The one real "trick" is to build and use a catch bottle at the wheel end of the system. I use a 1 liter plastic pop bottle with a 1/4" hole drilled through the cap. Then you will need about a 2 feet long piece of 1/4" clear surgical rubber tubing. Push the tubing through the hole in the cap and all the way down to the bottom of the bottle. Then fill the bottle about 1/4 of the way up with brake fluid.

You will have a lot better success on a car with power brakes if you start the engine and just let it idle. Some cars will pump just fine without the power assist, others will just never bleed out. Better safe then sorry, start the car. On non power systems it makes no difference, leave it shut off.

Go to the right side rear wheel of the car and open the bleeder valve about 1 turn. Push the end of the tube onto the tapered end of the bleeder valve and make sure the bottle is supported on something solid. Make sure the tube is immersed in the brake fluid in the bottom of the bottle. With the master cylinder full go inside and pump the pedal no more then 5 times and check the master cylinder level again. You want to be careful not to run the reservoir out of fluid or you will have to start over again. Top it off when necessary during this process. Now pump it about 5 more times and check it again. Repeat, repeat repeat. Check the bottle about every 10 pumps for getting too full.

At this point what you want to look for is bubbles/air in the hose going to the bottle. Once you reach the point that you are not getting any more bubbles then there is no more air in that line. Always close the bleeder before you remove the hose, that way no new air has a chance to get into the system.

Then move on to the left rear, the right front, and the left front.

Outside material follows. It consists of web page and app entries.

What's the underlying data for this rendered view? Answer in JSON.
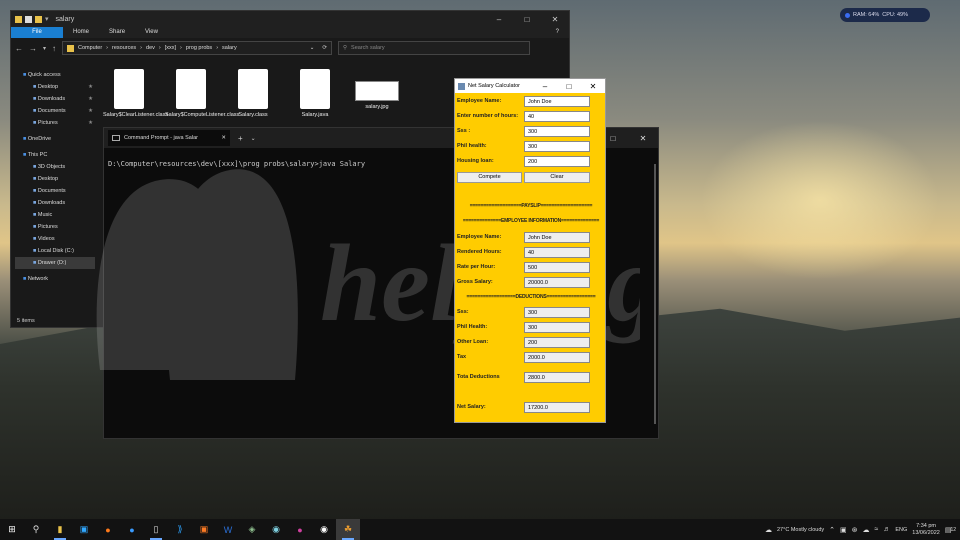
{
  "system_monitor": {
    "ram": "RAM: 64%",
    "cpu": "CPU: 49%"
  },
  "explorer": {
    "title": "salary",
    "ribbon": [
      "File",
      "Home",
      "Share",
      "View"
    ],
    "path": [
      "Computer",
      "resources",
      "dev",
      "[xxx]",
      "prog probs",
      "salary"
    ],
    "search_placeholder": "Search salary",
    "sidebar": [
      {
        "label": "Quick access",
        "level": 0,
        "pinned": false
      },
      {
        "label": "Desktop",
        "level": 1,
        "pinned": true
      },
      {
        "label": "Downloads",
        "level": 1,
        "pinned": true
      },
      {
        "label": "Documents",
        "level": 1,
        "pinned": true
      },
      {
        "label": "Pictures",
        "level": 1,
        "pinned": true
      },
      {
        "label": "OneDrive",
        "level": 0,
        "pinned": false
      },
      {
        "label": "This PC",
        "level": 0,
        "pinned": false
      },
      {
        "label": "3D Objects",
        "level": 1,
        "pinned": false
      },
      {
        "label": "Desktop",
        "level": 1,
        "pinned": false
      },
      {
        "label": "Documents",
        "level": 1,
        "pinned": false
      },
      {
        "label": "Downloads",
        "level": 1,
        "pinned": false
      },
      {
        "label": "Music",
        "level": 1,
        "pinned": false
      },
      {
        "label": "Pictures",
        "level": 1,
        "pinned": false
      },
      {
        "label": "Videos",
        "level": 1,
        "pinned": false
      },
      {
        "label": "Local Disk (C:)",
        "level": 1,
        "pinned": false
      },
      {
        "label": "Drawer (D:)",
        "level": 1,
        "pinned": false,
        "selected": true
      },
      {
        "label": "Network",
        "level": 0,
        "pinned": false
      }
    ],
    "files": [
      {
        "name": "Salary$ClearListener.class",
        "kind": "doc"
      },
      {
        "name": "Salary$ComputeListener.class",
        "kind": "doc"
      },
      {
        "name": "Salary.class",
        "kind": "doc"
      },
      {
        "name": "Salary.java",
        "kind": "doc"
      },
      {
        "name": "salary.jpg",
        "kind": "img"
      }
    ],
    "status": "5 items"
  },
  "cmd": {
    "tab_title": "Command Prompt - java  Salar",
    "prompt": "D:\\Computer\\resources\\dev\\[xxx]\\prog probs\\salary>java Salary"
  },
  "watermark": "helpinghand",
  "calculator": {
    "title": "Net Salary Calculator",
    "inputs": [
      {
        "label": "Employee Name:",
        "value": "John Doe"
      },
      {
        "label": "Enter number of hours:",
        "value": "40"
      },
      {
        "label": "Sss :",
        "value": "300"
      },
      {
        "label": "Phil health:",
        "value": "300"
      },
      {
        "label": "Housing loan:",
        "value": "200"
      }
    ],
    "compute_label": "Compete",
    "clear_label": "Clear",
    "payslip_header": "===================PAYSLIP===================",
    "info_header": "==============EMPLOYEE INFORMATION==============",
    "info": [
      {
        "label": "Employee Name:",
        "value": "John Doe"
      },
      {
        "label": "Rendered Hours:",
        "value": "40"
      },
      {
        "label": "Rate per Hour:",
        "value": "500"
      },
      {
        "label": "Gross Salary:",
        "value": "20000.0"
      }
    ],
    "deductions_header": "==================DEDUCTIONS==================",
    "deductions": [
      {
        "label": "Sss:",
        "value": "300"
      },
      {
        "label": "Phil Health:",
        "value": "300"
      },
      {
        "label": "Other Loan:",
        "value": "200"
      },
      {
        "label": "Tax",
        "value": "2000.0"
      }
    ],
    "total_label": "Tota Deductions",
    "total_value": "2800.0",
    "net_label": "Net Salary:",
    "net_value": "17200.0"
  },
  "taskbar": {
    "weather": "27°C  Mostly cloudy",
    "lang": "ENG",
    "time": "7:34 pm",
    "date": "13/06/2022",
    "notifications": "12"
  }
}
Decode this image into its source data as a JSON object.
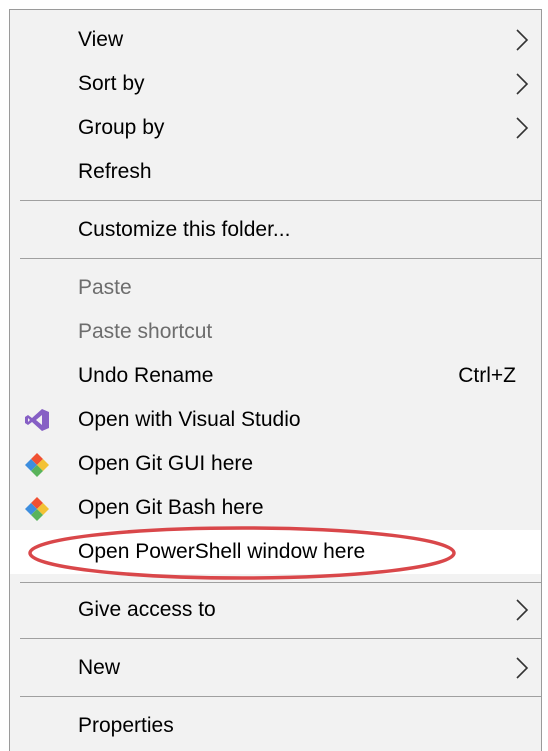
{
  "menu": {
    "items": [
      {
        "label": "View",
        "has_submenu": true
      },
      {
        "label": "Sort by",
        "has_submenu": true
      },
      {
        "label": "Group by",
        "has_submenu": true
      },
      {
        "label": "Refresh"
      },
      {
        "label": "Customize this folder..."
      },
      {
        "label": "Paste",
        "disabled": true
      },
      {
        "label": "Paste shortcut",
        "disabled": true
      },
      {
        "label": "Undo Rename",
        "shortcut": "Ctrl+Z"
      },
      {
        "label": "Open with Visual Studio",
        "icon": "visual-studio-icon"
      },
      {
        "label": "Open Git GUI here",
        "icon": "git-gui-icon"
      },
      {
        "label": "Open Git Bash here",
        "icon": "git-bash-icon"
      },
      {
        "label": "Open PowerShell window here",
        "highlighted": true
      },
      {
        "label": "Give access to",
        "has_submenu": true
      },
      {
        "label": "New",
        "has_submenu": true
      },
      {
        "label": "Properties"
      }
    ]
  },
  "colors": {
    "menu_background": "#f2f2f2",
    "highlight_background": "#ffffff",
    "annotation_ellipse": "#d9474a",
    "disabled_text": "#6d6d6d",
    "visual_studio_purple": "#865fc5"
  }
}
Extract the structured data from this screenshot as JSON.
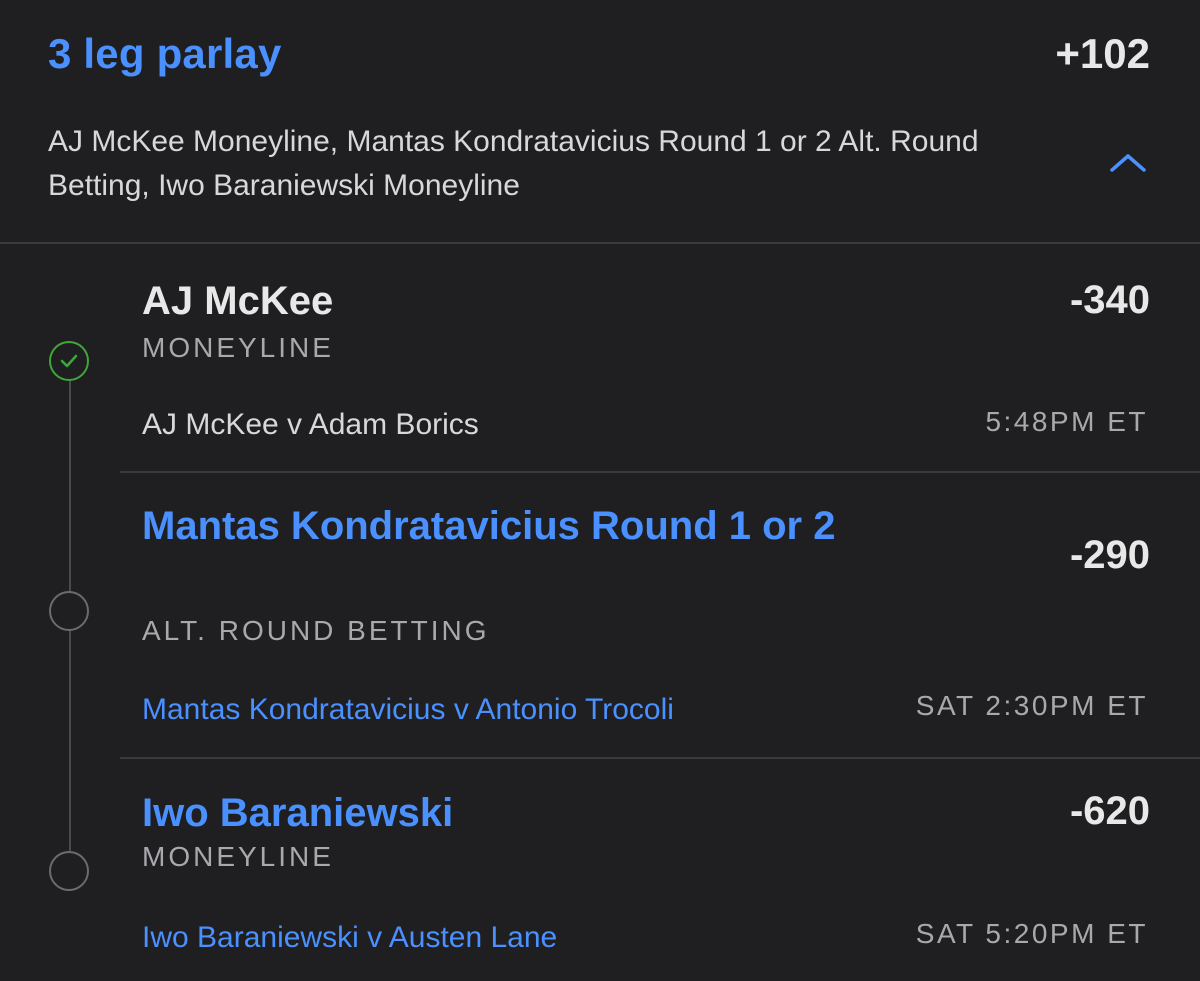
{
  "parlay": {
    "title": "3 leg parlay",
    "odds": "+102",
    "summary": "AJ McKee Moneyline, Mantas Kondratavicius Round 1 or 2 Alt. Round Betting, Iwo Baraniewski Moneyline",
    "collapse_icon": "chevron-up-icon",
    "accent_color": "#4a90ff"
  },
  "legs": [
    {
      "status": "won",
      "status_icon": "check-circle-icon",
      "selection": "AJ McKee",
      "market": "MONEYLINE",
      "odds": "-340",
      "event": "AJ McKee v Adam Borics",
      "time": "5:48PM ET"
    },
    {
      "status": "open",
      "status_icon": "empty-circle-icon",
      "selection": "Mantas Kondratavicius Round 1 or 2",
      "market": "ALT. ROUND BETTING",
      "odds": "-290",
      "event": "Mantas Kondratavicius v Antonio Trocoli",
      "time": "SAT 2:30PM ET"
    },
    {
      "status": "open",
      "status_icon": "empty-circle-icon",
      "selection": "Iwo Baraniewski",
      "market": "MONEYLINE",
      "odds": "-620",
      "event": "Iwo Baraniewski v Austen Lane",
      "time": "SAT 5:20PM ET"
    }
  ]
}
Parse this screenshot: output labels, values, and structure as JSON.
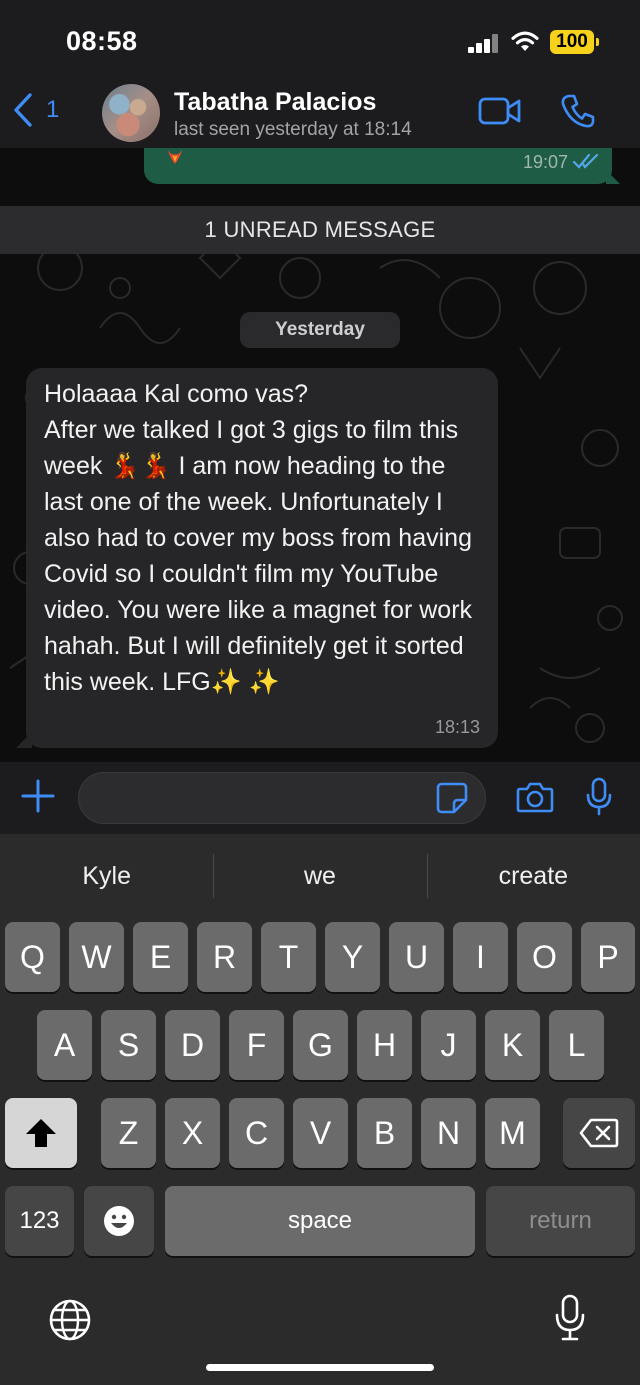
{
  "status_bar": {
    "time": "08:58",
    "battery": "100"
  },
  "header": {
    "back_count": "1",
    "contact_name": "Tabatha  Palacios",
    "last_seen": "last seen yesterday at 18:14",
    "accent_color": "#3e8cf5"
  },
  "chat": {
    "sent_message": {
      "content": "fire-emoji",
      "time": "19:07",
      "status": "read"
    },
    "unread_banner": "1 UNREAD MESSAGE",
    "date_separator": "Yesterday",
    "received_message": {
      "text": "Holaaaa Kal como vas?\nAfter we talked I got 3 gigs to film this week 💃💃 I am now heading to the last one of the week. Unfortunately I also had to cover my boss from having Covid so I couldn't film my YouTube video. You were like a magnet for work hahah. But I will definitely get it sorted this week. LFG✨ ✨",
      "time": "18:13"
    }
  },
  "input_bar": {
    "placeholder": ""
  },
  "keyboard": {
    "suggestions": [
      "Kyle",
      "we",
      "create"
    ],
    "row1": [
      "Q",
      "W",
      "E",
      "R",
      "T",
      "Y",
      "U",
      "I",
      "O",
      "P"
    ],
    "row2": [
      "A",
      "S",
      "D",
      "F",
      "G",
      "H",
      "J",
      "K",
      "L"
    ],
    "row3": [
      "Z",
      "X",
      "C",
      "V",
      "B",
      "N",
      "M"
    ],
    "numbers_label": "123",
    "space_label": "space",
    "return_label": "return"
  }
}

If you follow this procedure you will have done a proper brake bleeding job and will have no air left in the system. I hope this helps save you a lot of hassles.





 

 

Vintage Automotive Products
61550 American Ln. Suite 4
Bend, OR. 97702